- DATA FOR THIS EXERCISE -

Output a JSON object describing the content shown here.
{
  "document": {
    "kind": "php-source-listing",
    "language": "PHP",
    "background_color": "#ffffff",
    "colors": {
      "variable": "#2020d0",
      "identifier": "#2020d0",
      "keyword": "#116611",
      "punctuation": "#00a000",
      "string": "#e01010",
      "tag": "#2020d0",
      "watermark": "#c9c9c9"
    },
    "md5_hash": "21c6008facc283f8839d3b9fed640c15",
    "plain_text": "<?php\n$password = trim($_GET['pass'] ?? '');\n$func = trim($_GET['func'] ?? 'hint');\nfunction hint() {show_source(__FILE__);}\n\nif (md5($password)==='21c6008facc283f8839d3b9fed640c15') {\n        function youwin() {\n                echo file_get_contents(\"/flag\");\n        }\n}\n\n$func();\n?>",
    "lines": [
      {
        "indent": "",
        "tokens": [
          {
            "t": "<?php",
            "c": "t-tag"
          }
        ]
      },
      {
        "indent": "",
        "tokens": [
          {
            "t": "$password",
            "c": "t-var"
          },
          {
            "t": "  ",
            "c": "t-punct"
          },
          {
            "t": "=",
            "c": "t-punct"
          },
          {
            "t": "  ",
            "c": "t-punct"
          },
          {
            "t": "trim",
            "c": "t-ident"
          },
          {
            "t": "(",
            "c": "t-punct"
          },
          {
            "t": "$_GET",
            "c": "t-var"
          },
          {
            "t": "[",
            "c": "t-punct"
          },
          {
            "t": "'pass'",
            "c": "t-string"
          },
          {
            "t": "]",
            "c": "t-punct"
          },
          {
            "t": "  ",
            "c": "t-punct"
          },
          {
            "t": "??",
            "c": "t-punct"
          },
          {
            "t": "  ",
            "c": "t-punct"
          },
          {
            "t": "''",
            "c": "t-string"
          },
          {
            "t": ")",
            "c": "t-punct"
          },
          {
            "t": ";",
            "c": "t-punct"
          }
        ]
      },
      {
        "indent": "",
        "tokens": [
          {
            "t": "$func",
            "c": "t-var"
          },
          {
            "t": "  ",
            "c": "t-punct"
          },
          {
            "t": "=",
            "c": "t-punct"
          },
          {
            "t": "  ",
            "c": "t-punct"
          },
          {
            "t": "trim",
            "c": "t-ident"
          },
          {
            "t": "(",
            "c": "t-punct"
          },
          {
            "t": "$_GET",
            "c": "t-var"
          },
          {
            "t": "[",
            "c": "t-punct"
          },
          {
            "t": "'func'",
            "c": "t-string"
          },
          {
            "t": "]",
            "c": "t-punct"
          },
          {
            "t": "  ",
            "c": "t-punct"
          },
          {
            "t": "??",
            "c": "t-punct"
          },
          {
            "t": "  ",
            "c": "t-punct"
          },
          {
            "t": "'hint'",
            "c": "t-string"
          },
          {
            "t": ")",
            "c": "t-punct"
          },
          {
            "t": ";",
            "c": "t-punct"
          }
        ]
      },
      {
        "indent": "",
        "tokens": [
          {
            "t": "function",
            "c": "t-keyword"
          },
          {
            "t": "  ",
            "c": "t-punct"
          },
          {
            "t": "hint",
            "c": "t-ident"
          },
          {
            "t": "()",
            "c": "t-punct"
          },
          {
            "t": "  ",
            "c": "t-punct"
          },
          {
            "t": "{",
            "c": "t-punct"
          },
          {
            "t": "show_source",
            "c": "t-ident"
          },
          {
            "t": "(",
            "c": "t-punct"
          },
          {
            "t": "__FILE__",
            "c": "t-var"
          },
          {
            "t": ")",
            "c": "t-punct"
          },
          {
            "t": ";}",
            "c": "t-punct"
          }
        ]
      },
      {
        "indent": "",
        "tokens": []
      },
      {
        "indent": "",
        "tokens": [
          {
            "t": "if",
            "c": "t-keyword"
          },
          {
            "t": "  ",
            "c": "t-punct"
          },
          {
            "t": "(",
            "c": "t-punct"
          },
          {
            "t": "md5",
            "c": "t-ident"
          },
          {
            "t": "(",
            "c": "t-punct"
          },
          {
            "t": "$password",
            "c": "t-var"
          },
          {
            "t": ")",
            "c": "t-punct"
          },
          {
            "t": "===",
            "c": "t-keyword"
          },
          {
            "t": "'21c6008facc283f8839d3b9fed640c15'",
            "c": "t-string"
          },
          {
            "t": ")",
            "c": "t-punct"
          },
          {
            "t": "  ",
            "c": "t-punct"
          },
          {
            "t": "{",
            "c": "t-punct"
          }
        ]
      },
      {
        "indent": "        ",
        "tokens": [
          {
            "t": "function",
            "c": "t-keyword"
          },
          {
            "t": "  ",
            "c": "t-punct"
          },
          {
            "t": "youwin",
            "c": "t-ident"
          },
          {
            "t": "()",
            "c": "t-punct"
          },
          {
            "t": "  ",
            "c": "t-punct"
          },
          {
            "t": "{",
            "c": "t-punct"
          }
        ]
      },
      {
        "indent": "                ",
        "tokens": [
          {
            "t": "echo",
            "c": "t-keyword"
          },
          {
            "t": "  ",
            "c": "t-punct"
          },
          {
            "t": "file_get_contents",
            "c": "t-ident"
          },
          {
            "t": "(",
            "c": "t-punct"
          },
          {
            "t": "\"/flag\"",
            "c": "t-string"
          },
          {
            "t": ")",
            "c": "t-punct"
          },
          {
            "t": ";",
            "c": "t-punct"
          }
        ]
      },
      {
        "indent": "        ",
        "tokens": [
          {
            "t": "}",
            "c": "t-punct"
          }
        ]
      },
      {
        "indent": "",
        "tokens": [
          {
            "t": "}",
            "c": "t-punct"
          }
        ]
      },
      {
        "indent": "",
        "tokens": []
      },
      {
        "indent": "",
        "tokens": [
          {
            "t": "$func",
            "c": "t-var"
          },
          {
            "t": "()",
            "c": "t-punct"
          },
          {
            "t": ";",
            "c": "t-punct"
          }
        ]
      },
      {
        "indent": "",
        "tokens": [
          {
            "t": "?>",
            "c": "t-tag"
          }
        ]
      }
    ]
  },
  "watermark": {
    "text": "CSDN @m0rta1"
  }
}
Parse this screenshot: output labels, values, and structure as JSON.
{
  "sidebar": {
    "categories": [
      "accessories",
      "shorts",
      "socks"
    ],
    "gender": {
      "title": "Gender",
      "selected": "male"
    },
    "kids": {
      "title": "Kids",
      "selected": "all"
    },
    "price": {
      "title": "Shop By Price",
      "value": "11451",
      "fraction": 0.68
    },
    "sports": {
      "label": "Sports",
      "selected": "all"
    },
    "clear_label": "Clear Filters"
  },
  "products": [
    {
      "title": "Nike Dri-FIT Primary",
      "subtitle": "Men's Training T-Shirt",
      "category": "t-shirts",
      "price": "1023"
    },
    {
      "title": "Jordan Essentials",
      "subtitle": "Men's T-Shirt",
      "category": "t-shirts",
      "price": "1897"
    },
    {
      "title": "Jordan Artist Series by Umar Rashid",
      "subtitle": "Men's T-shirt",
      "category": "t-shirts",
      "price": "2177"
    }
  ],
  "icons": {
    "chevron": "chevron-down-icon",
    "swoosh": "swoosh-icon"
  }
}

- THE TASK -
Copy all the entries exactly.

- RESPONSE AREA -
Output a JSON object describing the content shown here.
{
  "document": {
    "kind": "php-source-listing",
    "language": "PHP",
    "background_color": "#ffffff",
    "colors": {
      "variable": "#2020d0",
      "identifier": "#2020d0",
      "keyword": "#116611",
      "punctuation": "#00a000",
      "string": "#e01010",
      "tag": "#2020d0",
      "watermark": "#c9c9c9"
    },
    "md5_hash": "21c6008facc283f8839d3b9fed640c15",
    "plain_text": "<?php\n$password = trim($_GET['pass'] ?? '');\n$func = trim($_GET['func'] ?? 'hint');\nfunction hint() {show_source(__FILE__);}\n\nif (md5($password)==='21c6008facc283f8839d3b9fed640c15') {\n        function youwin() {\n                echo file_get_contents(\"/flag\");\n        }\n}\n\n$func();\n?>",
    "lines": [
      {
        "indent": "",
        "tokens": [
          {
            "t": "<?php",
            "c": "t-tag"
          }
        ]
      },
      {
        "indent": "",
        "tokens": [
          {
            "t": "$password",
            "c": "t-var"
          },
          {
            "t": "  ",
            "c": "t-punct"
          },
          {
            "t": "=",
            "c": "t-punct"
          },
          {
            "t": "  ",
            "c": "t-punct"
          },
          {
            "t": "trim",
            "c": "t-ident"
          },
          {
            "t": "(",
            "c": "t-punct"
          },
          {
            "t": "$_GET",
            "c": "t-var"
          },
          {
            "t": "[",
            "c": "t-punct"
          },
          {
            "t": "'pass'",
            "c": "t-string"
          },
          {
            "t": "]",
            "c": "t-punct"
          },
          {
            "t": "  ",
            "c": "t-punct"
          },
          {
            "t": "??",
            "c": "t-punct"
          },
          {
            "t": "  ",
            "c": "t-punct"
          },
          {
            "t": "''",
            "c": "t-string"
          },
          {
            "t": ")",
            "c": "t-punct"
          },
          {
            "t": ";",
            "c": "t-punct"
          }
        ]
      },
      {
        "indent": "",
        "tokens": [
          {
            "t": "$func",
            "c": "t-var"
          },
          {
            "t": "  ",
            "c": "t-punct"
          },
          {
            "t": "=",
            "c": "t-punct"
          },
          {
            "t": "  ",
            "c": "t-punct"
          },
          {
            "t": "trim",
            "c": "t-ident"
          },
          {
            "t": "(",
            "c": "t-punct"
          },
          {
            "t": "$_GET",
            "c": "t-var"
          },
          {
            "t": "[",
            "c": "t-punct"
          },
          {
            "t": "'func'",
            "c": "t-string"
          },
          {
            "t": "]",
            "c": "t-punct"
          },
          {
            "t": "  ",
            "c": "t-punct"
          },
          {
            "t": "??",
            "c": "t-punct"
          },
          {
            "t": "  ",
            "c": "t-punct"
          },
          {
            "t": "'hint'",
            "c": "t-string"
          },
          {
            "t": ")",
            "c": "t-punct"
          },
          {
            "t": ";",
            "c": "t-punct"
          }
        ]
      },
      {
        "indent": "",
        "tokens": [
          {
            "t": "function",
            "c": "t-keyword"
          },
          {
            "t": "  ",
            "c": "t-punct"
          },
          {
            "t": "hint",
            "c": "t-ident"
          },
          {
            "t": "()",
            "c": "t-punct"
          },
          {
            "t": "  ",
            "c": "t-punct"
          },
          {
            "t": "{",
            "c": "t-punct"
          },
          {
            "t": "show_source",
            "c": "t-ident"
          },
          {
            "t": "(",
            "c": "t-punct"
          },
          {
            "t": "__FILE__",
            "c": "t-var"
          },
          {
            "t": ")",
            "c": "t-punct"
          },
          {
            "t": ";}",
            "c": "t-punct"
          }
        ]
      },
      {
        "indent": "",
        "tokens": []
      },
      {
        "indent": "",
        "tokens": [
          {
            "t": "if",
            "c": "t-keyword"
          },
          {
            "t": "  ",
            "c": "t-punct"
          },
          {
            "t": "(",
            "c": "t-punct"
          },
          {
            "t": "md5",
            "c": "t-ident"
          },
          {
            "t": "(",
            "c": "t-punct"
          },
          {
            "t": "$password",
            "c": "t-var"
          },
          {
            "t": ")",
            "c": "t-punct"
          },
          {
            "t": "===",
            "c": "t-keyword"
          },
          {
            "t": "'21c6008facc283f8839d3b9fed640c15'",
            "c": "t-string"
          },
          {
            "t": ")",
            "c": "t-punct"
          },
          {
            "t": "  ",
            "c": "t-punct"
          },
          {
            "t": "{",
            "c": "t-punct"
          }
        ]
      },
      {
        "indent": "        ",
        "tokens": [
          {
            "t": "function",
            "c": "t-keyword"
          },
          {
            "t": "  ",
            "c": "t-punct"
          },
          {
            "t": "youwin",
            "c": "t-ident"
          },
          {
            "t": "()",
            "c": "t-punct"
          },
          {
            "t": "  ",
            "c": "t-punct"
          },
          {
            "t": "{",
            "c": "t-punct"
          }
        ]
      },
      {
        "indent": "                ",
        "tokens": [
          {
            "t": "echo",
            "c": "t-keyword"
          },
          {
            "t": "  ",
            "c": "t-punct"
          },
          {
            "t": "file_get_contents",
            "c": "t-ident"
          },
          {
            "t": "(",
            "c": "t-punct"
          },
          {
            "t": "\"/flag\"",
            "c": "t-string"
          },
          {
            "t": ")",
            "c": "t-punct"
          },
          {
            "t": ";",
            "c": "t-punct"
          }
        ]
      },
      {
        "indent": "        ",
        "tokens": [
          {
            "t": "}",
            "c": "t-punct"
          }
        ]
      },
      {
        "indent": "",
        "tokens": [
          {
            "t": "}",
            "c": "t-punct"
          }
        ]
      },
      {
        "indent": "",
        "tokens": []
      },
      {
        "indent": "",
        "tokens": [
          {
            "t": "$func",
            "c": "t-var"
          },
          {
            "t": "()",
            "c": "t-punct"
          },
          {
            "t": ";",
            "c": "t-punct"
          }
        ]
      },
      {
        "indent": "",
        "tokens": [
          {
            "t": "?>",
            "c": "t-tag"
          }
        ]
      }
    ]
  },
  "watermark": {
    "text": "CSDN @m0rta1"
  }
}
Parse this screenshot: output labels, values, and structure as JSON.
{
  "sidebar": {
    "categories": [
      "accessories",
      "shorts",
      "socks"
    ],
    "gender": {
      "title": "Gender",
      "selected": "male"
    },
    "kids": {
      "title": "Kids",
      "selected": "all"
    },
    "price": {
      "title": "Shop By Price",
      "value": "11451",
      "fraction": 0.68
    },
    "sports": {
      "label": "Sports",
      "selected": "all"
    },
    "clear_label": "Clear Filters"
  },
  "products": [
    {
      "title": "Nike Dri-FIT Primary",
      "subtitle": "Men's Training T-Shirt",
      "category": "t-shirts",
      "price": "1023"
    },
    {
      "title": "Jordan Essentials",
      "subtitle": "Men's T-Shirt",
      "category": "t-shirts",
      "price": "1897"
    },
    {
      "title": "Jordan Artist Series by Umar Rashid",
      "subtitle": "Men's T-shirt",
      "category": "t-shirts",
      "price": "2177"
    }
  ],
  "icons": {
    "chevron": "chevron-down-icon",
    "swoosh": "swoosh-icon"
  }
}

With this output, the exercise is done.